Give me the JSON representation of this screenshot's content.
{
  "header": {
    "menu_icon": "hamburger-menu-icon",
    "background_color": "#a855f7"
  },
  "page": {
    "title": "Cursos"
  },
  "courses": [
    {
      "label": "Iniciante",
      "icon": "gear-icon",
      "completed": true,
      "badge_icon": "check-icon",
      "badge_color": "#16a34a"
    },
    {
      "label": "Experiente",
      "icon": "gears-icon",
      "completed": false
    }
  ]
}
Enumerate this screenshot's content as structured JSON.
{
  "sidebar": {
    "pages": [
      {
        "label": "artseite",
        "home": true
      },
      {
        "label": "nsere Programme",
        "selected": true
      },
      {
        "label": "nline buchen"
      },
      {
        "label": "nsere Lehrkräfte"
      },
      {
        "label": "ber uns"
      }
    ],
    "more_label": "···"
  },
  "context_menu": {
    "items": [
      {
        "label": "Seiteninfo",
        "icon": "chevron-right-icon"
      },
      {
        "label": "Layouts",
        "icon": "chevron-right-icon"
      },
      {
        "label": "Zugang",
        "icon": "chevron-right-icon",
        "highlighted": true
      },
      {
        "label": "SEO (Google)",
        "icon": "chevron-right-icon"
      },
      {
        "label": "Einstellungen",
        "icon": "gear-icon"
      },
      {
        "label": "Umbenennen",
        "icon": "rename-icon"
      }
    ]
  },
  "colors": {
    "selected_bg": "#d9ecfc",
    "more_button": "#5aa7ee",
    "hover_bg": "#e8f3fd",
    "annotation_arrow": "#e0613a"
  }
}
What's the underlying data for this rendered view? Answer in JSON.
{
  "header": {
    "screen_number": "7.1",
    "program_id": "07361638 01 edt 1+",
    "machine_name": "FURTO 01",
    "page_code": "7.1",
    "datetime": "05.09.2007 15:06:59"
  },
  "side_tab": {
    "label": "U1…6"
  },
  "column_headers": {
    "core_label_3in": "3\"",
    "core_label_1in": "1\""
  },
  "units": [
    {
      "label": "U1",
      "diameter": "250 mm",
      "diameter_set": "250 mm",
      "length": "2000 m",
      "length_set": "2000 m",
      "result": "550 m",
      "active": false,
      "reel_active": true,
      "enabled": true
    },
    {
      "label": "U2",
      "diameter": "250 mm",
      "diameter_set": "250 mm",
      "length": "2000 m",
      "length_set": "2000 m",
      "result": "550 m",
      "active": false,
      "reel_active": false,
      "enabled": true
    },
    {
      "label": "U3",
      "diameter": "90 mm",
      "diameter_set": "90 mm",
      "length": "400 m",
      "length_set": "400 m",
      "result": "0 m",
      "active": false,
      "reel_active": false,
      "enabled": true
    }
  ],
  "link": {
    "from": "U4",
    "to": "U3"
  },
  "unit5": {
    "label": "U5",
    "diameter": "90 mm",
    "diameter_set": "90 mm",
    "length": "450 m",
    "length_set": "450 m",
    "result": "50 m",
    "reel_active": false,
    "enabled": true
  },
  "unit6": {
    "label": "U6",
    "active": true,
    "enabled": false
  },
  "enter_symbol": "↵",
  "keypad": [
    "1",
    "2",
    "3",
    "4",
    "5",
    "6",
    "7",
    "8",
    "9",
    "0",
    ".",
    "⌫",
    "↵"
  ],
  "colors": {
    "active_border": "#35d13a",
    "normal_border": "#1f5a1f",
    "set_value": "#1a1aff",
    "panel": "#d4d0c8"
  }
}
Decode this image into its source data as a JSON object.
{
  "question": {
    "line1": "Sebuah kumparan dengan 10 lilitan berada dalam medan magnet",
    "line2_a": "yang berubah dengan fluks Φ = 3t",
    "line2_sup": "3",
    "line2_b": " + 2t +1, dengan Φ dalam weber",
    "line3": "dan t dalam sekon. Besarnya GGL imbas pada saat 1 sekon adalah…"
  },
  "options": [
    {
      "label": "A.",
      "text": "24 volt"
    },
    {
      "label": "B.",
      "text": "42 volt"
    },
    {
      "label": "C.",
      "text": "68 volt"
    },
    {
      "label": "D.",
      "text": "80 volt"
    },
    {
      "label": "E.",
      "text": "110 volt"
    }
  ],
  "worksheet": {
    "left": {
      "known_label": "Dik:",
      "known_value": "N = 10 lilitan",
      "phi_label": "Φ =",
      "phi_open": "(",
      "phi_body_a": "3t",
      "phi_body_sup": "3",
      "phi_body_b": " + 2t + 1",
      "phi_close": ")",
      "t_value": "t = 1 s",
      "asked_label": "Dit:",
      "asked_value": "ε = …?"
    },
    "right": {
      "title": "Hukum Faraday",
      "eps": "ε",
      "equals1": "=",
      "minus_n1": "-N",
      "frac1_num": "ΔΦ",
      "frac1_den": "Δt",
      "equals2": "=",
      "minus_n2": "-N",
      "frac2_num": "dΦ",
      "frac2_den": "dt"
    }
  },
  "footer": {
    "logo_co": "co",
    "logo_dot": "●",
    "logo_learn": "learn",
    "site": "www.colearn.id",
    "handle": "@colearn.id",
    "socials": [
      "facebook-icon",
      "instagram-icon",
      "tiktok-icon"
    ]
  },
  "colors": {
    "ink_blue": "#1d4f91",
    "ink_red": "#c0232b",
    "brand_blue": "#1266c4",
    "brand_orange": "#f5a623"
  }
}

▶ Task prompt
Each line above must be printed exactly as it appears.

▶ Output below
Give me the JSON representation of this screenshot's content.
{
  "header": {
    "menu_icon": "hamburger-menu-icon",
    "background_color": "#a855f7"
  },
  "page": {
    "title": "Cursos"
  },
  "courses": [
    {
      "label": "Iniciante",
      "icon": "gear-icon",
      "completed": true,
      "badge_icon": "check-icon",
      "badge_color": "#16a34a"
    },
    {
      "label": "Experiente",
      "icon": "gears-icon",
      "completed": false
    }
  ]
}
Enumerate this screenshot's content as structured JSON.
{
  "sidebar": {
    "pages": [
      {
        "label": "artseite",
        "home": true
      },
      {
        "label": "nsere Programme",
        "selected": true
      },
      {
        "label": "nline buchen"
      },
      {
        "label": "nsere Lehrkräfte"
      },
      {
        "label": "ber uns"
      }
    ],
    "more_label": "···"
  },
  "context_menu": {
    "items": [
      {
        "label": "Seiteninfo",
        "icon": "chevron-right-icon"
      },
      {
        "label": "Layouts",
        "icon": "chevron-right-icon"
      },
      {
        "label": "Zugang",
        "icon": "chevron-right-icon",
        "highlighted": true
      },
      {
        "label": "SEO (Google)",
        "icon": "chevron-right-icon"
      },
      {
        "label": "Einstellungen",
        "icon": "gear-icon"
      },
      {
        "label": "Umbenennen",
        "icon": "rename-icon"
      }
    ]
  },
  "colors": {
    "selected_bg": "#d9ecfc",
    "more_button": "#5aa7ee",
    "hover_bg": "#e8f3fd",
    "annotation_arrow": "#e0613a"
  }
}
What's the underlying data for this rendered view? Answer in JSON.
{
  "header": {
    "screen_number": "7.1",
    "program_id": "07361638 01 edt 1+",
    "machine_name": "FURTO 01",
    "page_code": "7.1",
    "datetime": "05.09.2007 15:06:59"
  },
  "side_tab": {
    "label": "U1…6"
  },
  "column_headers": {
    "core_label_3in": "3\"",
    "core_label_1in": "1\""
  },
  "units": [
    {
      "label": "U1",
      "diameter": "250 mm",
      "diameter_set": "250 mm",
      "length": "2000 m",
      "length_set": "2000 m",
      "result": "550 m",
      "active": false,
      "reel_active": true,
      "enabled": true
    },
    {
      "label": "U2",
      "diameter": "250 mm",
      "diameter_set": "250 mm",
      "length": "2000 m",
      "length_set": "2000 m",
      "result": "550 m",
      "active": false,
      "reel_active": false,
      "enabled": true
    },
    {
      "label": "U3",
      "diameter": "90 mm",
      "diameter_set": "90 mm",
      "length": "400 m",
      "length_set": "400 m",
      "result": "0 m",
      "active": false,
      "reel_active": false,
      "enabled": true
    }
  ],
  "link": {
    "from": "U4",
    "to": "U3"
  },
  "unit5": {
    "label": "U5",
    "diameter": "90 mm",
    "diameter_set": "90 mm",
    "length": "450 m",
    "length_set": "450 m",
    "result": "50 m",
    "reel_active": false,
    "enabled": true
  },
  "unit6": {
    "label": "U6",
    "active": true,
    "enabled": false
  },
  "enter_symbol": "↵",
  "keypad": [
    "1",
    "2",
    "3",
    "4",
    "5",
    "6",
    "7",
    "8",
    "9",
    "0",
    ".",
    "⌫",
    "↵"
  ],
  "colors": {
    "active_border": "#35d13a",
    "normal_border": "#1f5a1f",
    "set_value": "#1a1aff",
    "panel": "#d4d0c8"
  }
}
Decode this image into its source data as a JSON object.
{
  "question": {
    "line1": "Sebuah kumparan dengan 10 lilitan berada dalam medan magnet",
    "line2_a": "yang berubah dengan fluks Φ = 3t",
    "line2_sup": "3",
    "line2_b": " + 2t +1, dengan Φ dalam weber",
    "line3": "dan t dalam sekon. Besarnya GGL imbas pada saat 1 sekon adalah…"
  },
  "options": [
    {
      "label": "A.",
      "text": "24 volt"
    },
    {
      "label": "B.",
      "text": "42 volt"
    },
    {
      "label": "C.",
      "text": "68 volt"
    },
    {
      "label": "D.",
      "text": "80 volt"
    },
    {
      "label": "E.",
      "text": "110 volt"
    }
  ],
  "worksheet": {
    "left": {
      "known_label": "Dik:",
      "known_value": "N = 10 lilitan",
      "phi_label": "Φ =",
      "phi_open": "(",
      "phi_body_a": "3t",
      "phi_body_sup": "3",
      "phi_body_b": " + 2t + 1",
      "phi_close": ")",
      "t_value": "t = 1 s",
      "asked_label": "Dit:",
      "asked_value": "ε = …?"
    },
    "right": {
      "title": "Hukum Faraday",
      "eps": "ε",
      "equals1": "=",
      "minus_n1": "-N",
      "frac1_num": "ΔΦ",
      "frac1_den": "Δt",
      "equals2": "=",
      "minus_n2": "-N",
      "frac2_num": "dΦ",
      "frac2_den": "dt"
    }
  },
  "footer": {
    "logo_co": "co",
    "logo_dot": "●",
    "logo_learn": "learn",
    "site": "www.colearn.id",
    "handle": "@colearn.id",
    "socials": [
      "facebook-icon",
      "instagram-icon",
      "tiktok-icon"
    ]
  },
  "colors": {
    "ink_blue": "#1d4f91",
    "ink_red": "#c0232b",
    "brand_blue": "#1266c4",
    "brand_orange": "#f5a623"
  }
}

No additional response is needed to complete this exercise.